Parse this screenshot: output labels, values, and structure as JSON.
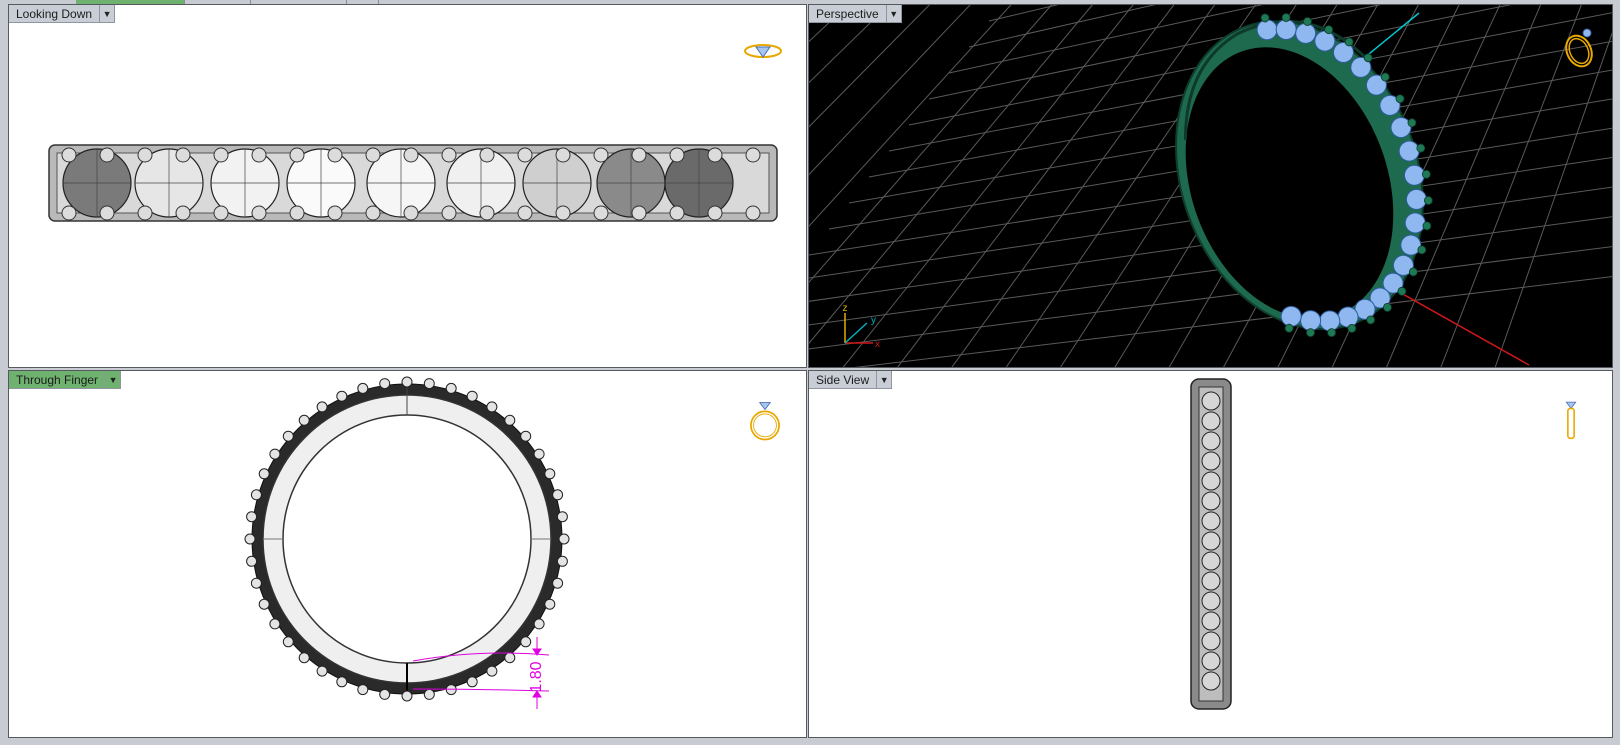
{
  "viewports": {
    "top_left": {
      "title": "Looking Down"
    },
    "top_right": {
      "title": "Perspective",
      "axis_z": "z",
      "axis_y": "y",
      "axis_x": "x"
    },
    "bottom_left": {
      "title": "Through Finger",
      "dimension": "1.80"
    },
    "bottom_right": {
      "title": "Side View"
    }
  },
  "colors": {
    "active_tab": "#6fb26f",
    "tab": "#c9ced6",
    "ring_green": "#1e6b50",
    "stone_blue": "#8fb8f0",
    "dimension_magenta": "#e000e0",
    "icon_gold": "#e8a800"
  },
  "icons": [
    "dropdown-arrow-icon",
    "ring-top-icon",
    "ring-perspective-icon",
    "ring-front-icon",
    "ring-side-icon"
  ]
}
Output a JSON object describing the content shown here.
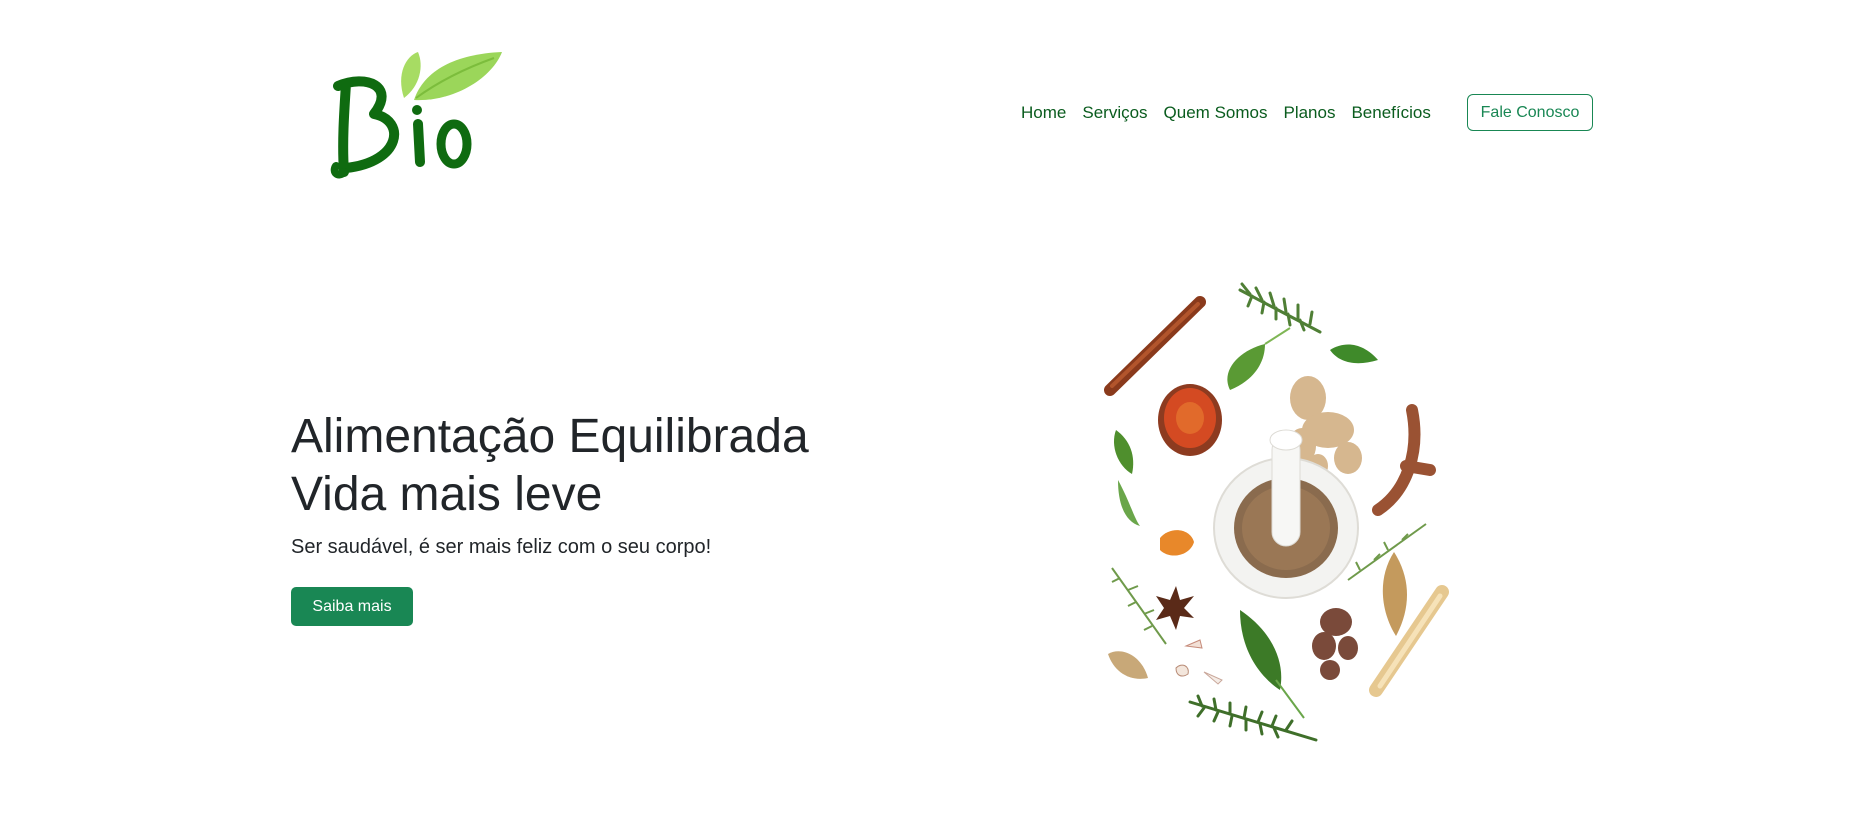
{
  "brand": {
    "logo_text": "Bio",
    "logo_color": "#0f6b10",
    "leaf_color": "#9bd65a"
  },
  "nav": {
    "items": [
      "Home",
      "Serviços",
      "Quem Somos",
      "Planos",
      "Benefícios"
    ],
    "contact_label": "Fale Conosco"
  },
  "hero": {
    "title_line1": "Alimentação Equilibrada",
    "title_line2": "Vida mais leve",
    "subtitle": "Ser saudável, é ser mais feliz com o seu corpo!",
    "cta_label": "Saiba mais"
  },
  "colors": {
    "accent": "#198754",
    "nav_text": "#0a5c1e",
    "text": "#212529"
  },
  "illustration": {
    "icon": "herbs-and-spices-mortar-icon"
  }
}
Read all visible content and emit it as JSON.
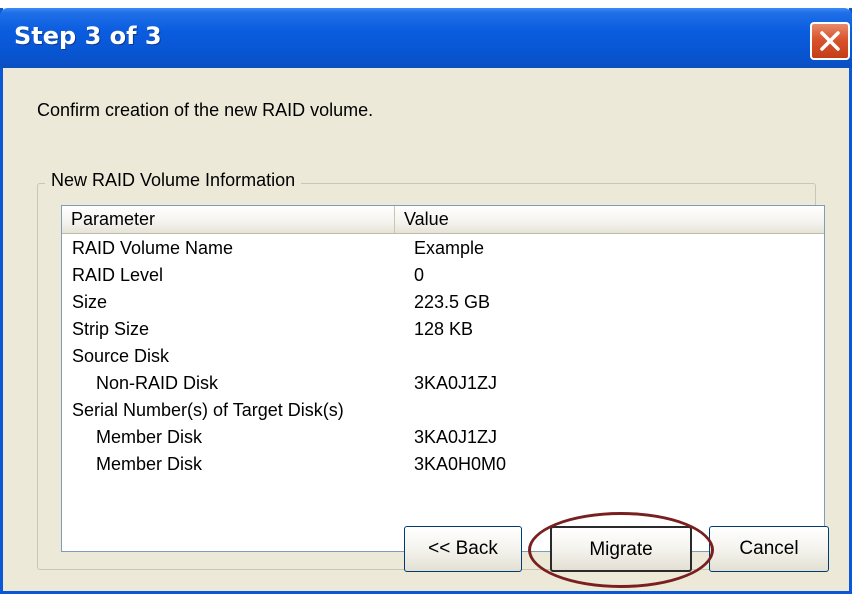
{
  "window": {
    "title": "Step 3 of 3"
  },
  "instruction": "Confirm creation of the new RAID volume.",
  "group": {
    "legend": "New RAID Volume Information",
    "columns": [
      "Parameter",
      "Value"
    ],
    "rows": [
      {
        "param": "RAID Volume Name",
        "value": "Example"
      },
      {
        "param": "RAID Level",
        "value": "0"
      },
      {
        "param": "Size",
        "value": "223.5 GB"
      },
      {
        "param": "Strip Size",
        "value": "128 KB"
      },
      {
        "param": "Source Disk",
        "value": ""
      },
      {
        "param": "Non-RAID Disk",
        "value": "3KA0J1ZJ"
      },
      {
        "param": "Serial Number(s) of Target Disk(s)",
        "value": ""
      },
      {
        "param": "Member Disk",
        "value": "3KA0J1ZJ"
      },
      {
        "param": "Member Disk",
        "value": "3KA0H0M0"
      }
    ]
  },
  "buttons": {
    "back": "<< Back",
    "migrate": "Migrate",
    "cancel": "Cancel"
  },
  "icons": {
    "close": "close-icon"
  },
  "colors": {
    "titlebar": "#0a5cdf",
    "close": "#d9542c",
    "highlight": "#7a1f1f"
  }
}
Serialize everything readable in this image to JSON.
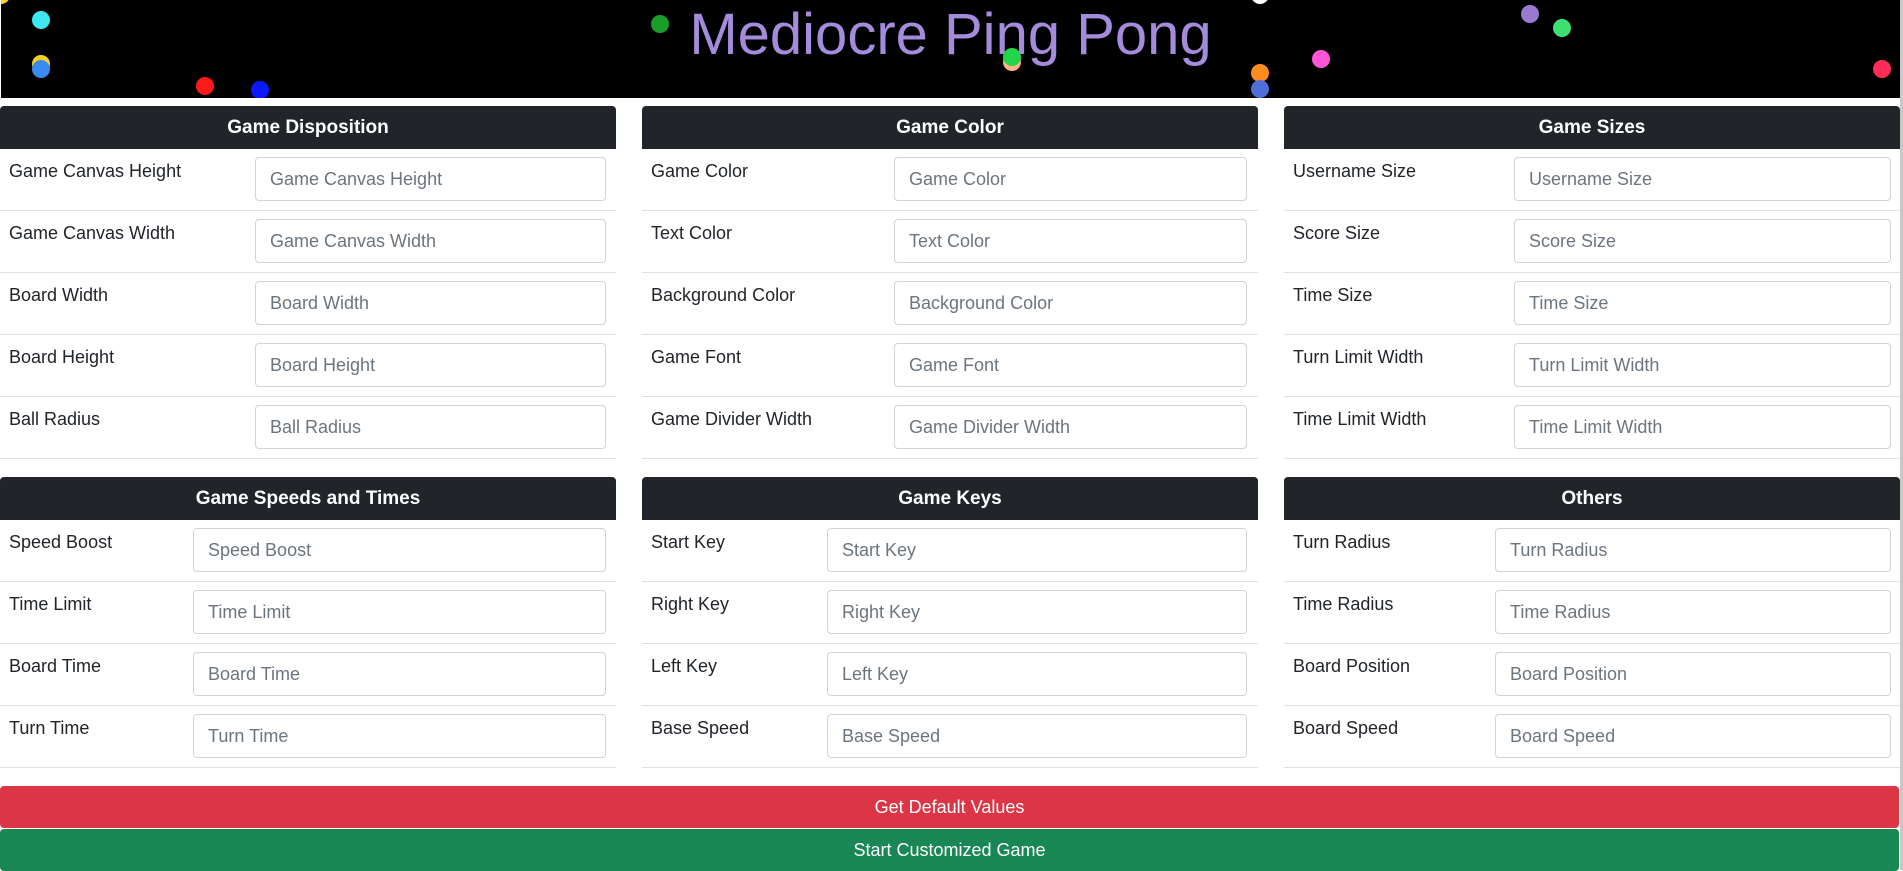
{
  "header": {
    "title": "Mediocre Ping Pong",
    "title_color": "#a58bdb",
    "background": "#000000",
    "ball_colors": [
      "#ffd21f",
      "#3ee6f0",
      "#ffd21f",
      "#3a8bf0",
      "#ff1a1a",
      "#0a19ff",
      "#1a9e2a",
      "#22d64a",
      "#ffb38a",
      "#ffffff",
      "#ff8a1f",
      "#4e6fd8",
      "#ff55d6",
      "#9a7ad0",
      "#3ede72",
      "#ff2d55"
    ]
  },
  "panels": {
    "disposition": {
      "title": "Game Disposition",
      "rows": [
        {
          "label": "Game Canvas Height",
          "placeholder": "Game Canvas Height"
        },
        {
          "label": "Game Canvas Width",
          "placeholder": "Game Canvas Width"
        },
        {
          "label": "Board Width",
          "placeholder": "Board Width"
        },
        {
          "label": "Board Height",
          "placeholder": "Board Height"
        },
        {
          "label": "Ball Radius",
          "placeholder": "Ball Radius"
        }
      ]
    },
    "color": {
      "title": "Game Color",
      "rows": [
        {
          "label": "Game Color",
          "placeholder": "Game Color"
        },
        {
          "label": "Text Color",
          "placeholder": "Text Color"
        },
        {
          "label": "Background Color",
          "placeholder": "Background Color"
        },
        {
          "label": "Game Font",
          "placeholder": "Game Font"
        },
        {
          "label": "Game Divider Width",
          "placeholder": "Game Divider Width"
        }
      ]
    },
    "sizes": {
      "title": "Game Sizes",
      "rows": [
        {
          "label": "Username Size",
          "placeholder": "Username Size"
        },
        {
          "label": "Score Size",
          "placeholder": "Score Size"
        },
        {
          "label": "Time Size",
          "placeholder": "Time Size"
        },
        {
          "label": "Turn Limit Width",
          "placeholder": "Turn Limit Width"
        },
        {
          "label": "Time Limit Width",
          "placeholder": "Time Limit Width"
        }
      ]
    },
    "speeds": {
      "title": "Game Speeds and Times",
      "rows": [
        {
          "label": "Speed Boost",
          "placeholder": "Speed Boost"
        },
        {
          "label": "Time Limit",
          "placeholder": "Time Limit"
        },
        {
          "label": "Board Time",
          "placeholder": "Board Time"
        },
        {
          "label": "Turn Time",
          "placeholder": "Turn Time"
        }
      ]
    },
    "keys": {
      "title": "Game Keys",
      "rows": [
        {
          "label": "Start Key",
          "placeholder": "Start Key"
        },
        {
          "label": "Right Key",
          "placeholder": "Right Key"
        },
        {
          "label": "Left Key",
          "placeholder": "Left Key"
        },
        {
          "label": "Base Speed",
          "placeholder": "Base Speed"
        }
      ]
    },
    "others": {
      "title": "Others",
      "rows": [
        {
          "label": "Turn Radius",
          "placeholder": "Turn Radius"
        },
        {
          "label": "Time Radius",
          "placeholder": "Time Radius"
        },
        {
          "label": "Board Position",
          "placeholder": "Board Position"
        },
        {
          "label": "Board Speed",
          "placeholder": "Board Speed"
        }
      ]
    }
  },
  "buttons": {
    "default_label": "Get Default Values",
    "default_color": "#dc3545",
    "start_label": "Start Customized Game",
    "start_color": "#198754"
  }
}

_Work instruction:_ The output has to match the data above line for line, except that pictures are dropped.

_Result for this exercise:_
Parse this screenshot: output labels, values, and structure as JSON.
{
  "viewports": {
    "top_left": {
      "title": "Looking Down"
    },
    "top_right": {
      "title": "Perspective",
      "axis_z": "z",
      "axis_y": "y",
      "axis_x": "x"
    },
    "bottom_left": {
      "title": "Through Finger",
      "dimension": "1.80"
    },
    "bottom_right": {
      "title": "Side View"
    }
  },
  "colors": {
    "active_tab": "#6fb26f",
    "tab": "#c9ced6",
    "ring_green": "#1e6b50",
    "stone_blue": "#8fb8f0",
    "dimension_magenta": "#e000e0",
    "icon_gold": "#e8a800"
  },
  "icons": [
    "dropdown-arrow-icon",
    "ring-top-icon",
    "ring-perspective-icon",
    "ring-front-icon",
    "ring-side-icon"
  ]
}
Output a JSON object describing the content shown here.
{
  "brand": {
    "logo_text": "Bio",
    "logo_color": "#0f6b10",
    "leaf_color": "#9bd65a"
  },
  "nav": {
    "items": [
      "Home",
      "Serviços",
      "Quem Somos",
      "Planos",
      "Benefícios"
    ],
    "contact_label": "Fale Conosco"
  },
  "hero": {
    "title_line1": "Alimentação Equilibrada",
    "title_line2": "Vida mais leve",
    "subtitle": "Ser saudável, é ser mais feliz com o seu corpo!",
    "cta_label": "Saiba mais"
  },
  "colors": {
    "accent": "#198754",
    "nav_text": "#0a5c1e",
    "text": "#212529"
  },
  "illustration": {
    "icon": "herbs-and-spices-mortar-icon"
  }
}
Read all visible content and emit it as JSON.
{
  "window": {
    "title": "Step 3 of 3"
  },
  "instruction": "Confirm creation of the new RAID volume.",
  "group": {
    "legend": "New RAID Volume Information",
    "columns": [
      "Parameter",
      "Value"
    ],
    "rows": [
      {
        "param": "RAID Volume Name",
        "value": "Example"
      },
      {
        "param": "RAID Level",
        "value": "0"
      },
      {
        "param": "Size",
        "value": "223.5 GB"
      },
      {
        "param": "Strip Size",
        "value": "128 KB"
      },
      {
        "param": "Source Disk",
        "value": ""
      },
      {
        "param": "Non-RAID Disk",
        "value": "3KA0J1ZJ"
      },
      {
        "param": "Serial Number(s) of Target Disk(s)",
        "value": ""
      },
      {
        "param": "Member Disk",
        "value": "3KA0J1ZJ"
      },
      {
        "param": "Member Disk",
        "value": "3KA0H0M0"
      }
    ]
  },
  "buttons": {
    "back": "<< Back",
    "migrate": "Migrate",
    "cancel": "Cancel"
  },
  "icons": {
    "close": "close-icon"
  },
  "colors": {
    "titlebar": "#0a5cdf",
    "close": "#d9542c",
    "highlight": "#7a1f1f"
  }
}
Serialize everything readable in this image to JSON.
{
  "header": {
    "title": "Mediocre Ping Pong",
    "title_color": "#a58bdb",
    "background": "#000000",
    "ball_colors": [
      "#ffd21f",
      "#3ee6f0",
      "#ffd21f",
      "#3a8bf0",
      "#ff1a1a",
      "#0a19ff",
      "#1a9e2a",
      "#22d64a",
      "#ffb38a",
      "#ffffff",
      "#ff8a1f",
      "#4e6fd8",
      "#ff55d6",
      "#9a7ad0",
      "#3ede72",
      "#ff2d55"
    ]
  },
  "panels": {
    "disposition": {
      "title": "Game Disposition",
      "rows": [
        {
          "label": "Game Canvas Height",
          "placeholder": "Game Canvas Height"
        },
        {
          "label": "Game Canvas Width",
          "placeholder": "Game Canvas Width"
        },
        {
          "label": "Board Width",
          "placeholder": "Board Width"
        },
        {
          "label": "Board Height",
          "placeholder": "Board Height"
        },
        {
          "label": "Ball Radius",
          "placeholder": "Ball Radius"
        }
      ]
    },
    "color": {
      "title": "Game Color",
      "rows": [
        {
          "label": "Game Color",
          "placeholder": "Game Color"
        },
        {
          "label": "Text Color",
          "placeholder": "Text Color"
        },
        {
          "label": "Background Color",
          "placeholder": "Background Color"
        },
        {
          "label": "Game Font",
          "placeholder": "Game Font"
        },
        {
          "label": "Game Divider Width",
          "placeholder": "Game Divider Width"
        }
      ]
    },
    "sizes": {
      "title": "Game Sizes",
      "rows": [
        {
          "label": "Username Size",
          "placeholder": "Username Size"
        },
        {
          "label": "Score Size",
          "placeholder": "Score Size"
        },
        {
          "label": "Time Size",
          "placeholder": "Time Size"
        },
        {
          "label": "Turn Limit Width",
          "placeholder": "Turn Limit Width"
        },
        {
          "label": "Time Limit Width",
          "placeholder": "Time Limit Width"
        }
      ]
    },
    "speeds": {
      "title": "Game Speeds and Times",
      "rows": [
        {
          "label": "Speed Boost",
          "placeholder": "Speed Boost"
        },
        {
          "label": "Time Limit",
          "placeholder": "Time Limit"
        },
        {
          "label": "Board Time",
          "placeholder": "Board Time"
        },
        {
          "label": "Turn Time",
          "placeholder": "Turn Time"
        }
      ]
    },
    "keys": {
      "title": "Game Keys",
      "rows": [
        {
          "label": "Start Key",
          "placeholder": "Start Key"
        },
        {
          "label": "Right Key",
          "placeholder": "Right Key"
        },
        {
          "label": "Left Key",
          "placeholder": "Left Key"
        },
        {
          "label": "Base Speed",
          "placeholder": "Base Speed"
        }
      ]
    },
    "others": {
      "title": "Others",
      "rows": [
        {
          "label": "Turn Radius",
          "placeholder": "Turn Radius"
        },
        {
          "label": "Time Radius",
          "placeholder": "Time Radius"
        },
        {
          "label": "Board Position",
          "placeholder": "Board Position"
        },
        {
          "label": "Board Speed",
          "placeholder": "Board Speed"
        }
      ]
    }
  },
  "buttons": {
    "default_label": "Get Default Values",
    "default_color": "#dc3545",
    "start_label": "Start Customized Game",
    "start_color": "#198754"
  }
}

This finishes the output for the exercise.